Kudlicki died Monday morning at his Hampshire home after a brief illness. He was a week shy of turning 84, his son Bob said.
"My dad always had ... a really good respect for a person regardless of their political affiliation," his son said. "You may be political foes, but you're not political enemies."
Kudlicki, a Republican, served as Hampshire's village president from 1976 through 1984 and was responsible for ushering in a computer system that handled utility bills.
When he was elected to the county board in 2004, Kudlicki never forgot where he came from, county board Chairman Karen McConnaughay said.
He was passionate about open space and helped secure property for the county in Hampshire, Pingree Grove and Burlington.
"He had a very strong understanding of what was important to his constituency in Hampshire, as well as the unincorporated areas," said McConnaughay, who knew him for 20 years. "He really exemplified what a public servant is supposed to be about."
Kudlicki was born in Michigan and relocated to Chicago. He graduated from Lane Technical High School in Chicago and joined the Marines in 1946, forging his father's signature so he could serve at the age of 17, his son said. He was called back to the service during the Korean War, where he was responsible for drafting secret maps to be used during the conflict. He was honorably discharged both times as a staff sergeant, his son said.
After the war, Kudlicki met and married his wife, Theresa.
They settled in Pingree Grove and later moved to Hampshire. He took a job as a printer at Hampshire Printing and later he moved on to the Hampshire Register newspaper to work as a typesetter.
In 1959, he left the paper to open his own Illinois Cleaners franchise in Hampshire -- the business is now called Marberry Cleaners. Ten years later, he became the proprietor for the Village Toggery, a men's clothing store in town.

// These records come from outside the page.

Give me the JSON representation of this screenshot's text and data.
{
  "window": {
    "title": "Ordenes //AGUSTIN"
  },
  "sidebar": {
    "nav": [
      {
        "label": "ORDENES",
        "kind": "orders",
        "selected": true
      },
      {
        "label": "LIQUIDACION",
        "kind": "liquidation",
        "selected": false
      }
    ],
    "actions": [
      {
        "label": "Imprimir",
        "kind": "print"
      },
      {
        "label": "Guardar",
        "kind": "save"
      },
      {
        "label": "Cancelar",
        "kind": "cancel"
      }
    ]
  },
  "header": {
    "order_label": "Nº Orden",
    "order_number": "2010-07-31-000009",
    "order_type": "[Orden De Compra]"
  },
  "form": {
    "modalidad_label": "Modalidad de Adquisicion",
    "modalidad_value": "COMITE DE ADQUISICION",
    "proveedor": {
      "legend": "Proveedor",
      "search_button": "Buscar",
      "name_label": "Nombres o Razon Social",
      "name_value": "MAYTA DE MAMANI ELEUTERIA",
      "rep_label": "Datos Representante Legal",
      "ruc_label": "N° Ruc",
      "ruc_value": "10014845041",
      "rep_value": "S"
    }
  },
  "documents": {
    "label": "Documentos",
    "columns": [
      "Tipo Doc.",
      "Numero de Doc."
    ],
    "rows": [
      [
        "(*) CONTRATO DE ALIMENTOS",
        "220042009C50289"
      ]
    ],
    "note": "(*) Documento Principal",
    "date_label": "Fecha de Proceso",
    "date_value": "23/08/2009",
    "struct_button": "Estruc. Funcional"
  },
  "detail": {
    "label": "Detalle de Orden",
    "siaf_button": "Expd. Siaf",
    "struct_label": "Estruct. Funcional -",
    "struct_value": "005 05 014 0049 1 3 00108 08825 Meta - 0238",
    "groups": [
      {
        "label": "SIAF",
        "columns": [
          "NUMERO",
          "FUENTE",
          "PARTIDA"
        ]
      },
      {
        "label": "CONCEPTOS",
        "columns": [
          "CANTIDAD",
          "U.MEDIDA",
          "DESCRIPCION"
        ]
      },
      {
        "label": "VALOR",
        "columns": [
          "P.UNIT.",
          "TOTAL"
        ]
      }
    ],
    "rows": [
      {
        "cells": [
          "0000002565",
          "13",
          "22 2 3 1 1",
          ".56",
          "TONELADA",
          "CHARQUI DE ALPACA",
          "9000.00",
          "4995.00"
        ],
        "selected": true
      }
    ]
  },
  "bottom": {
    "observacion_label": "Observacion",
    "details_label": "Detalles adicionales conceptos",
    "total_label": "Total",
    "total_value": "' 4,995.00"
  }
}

Both businesses remain open.
Kudlicki remained active in his community and was involved with the Hampshire Lions Club, the Hampshire American Legion and the Elgin Marine Corps League Detachment.
In his free time, Kudlicki loved fishing and gardening.
Michael Kenyon, a Kane County Board member in the 16th District, said Kudlicki loved to share his crops and usually brought extra tomatoes to share with fellow board members.
Kudlicki was a quiet man who never sought the limelight and only wanted to get things done, his friends say.
When he became sick recently, he was most worried about his wife, Theresa, Kenyon said. "His biggest regret is not being able to take care of his wife."
Funeral services are pending at Fredrick Funeral Home in Hampshire.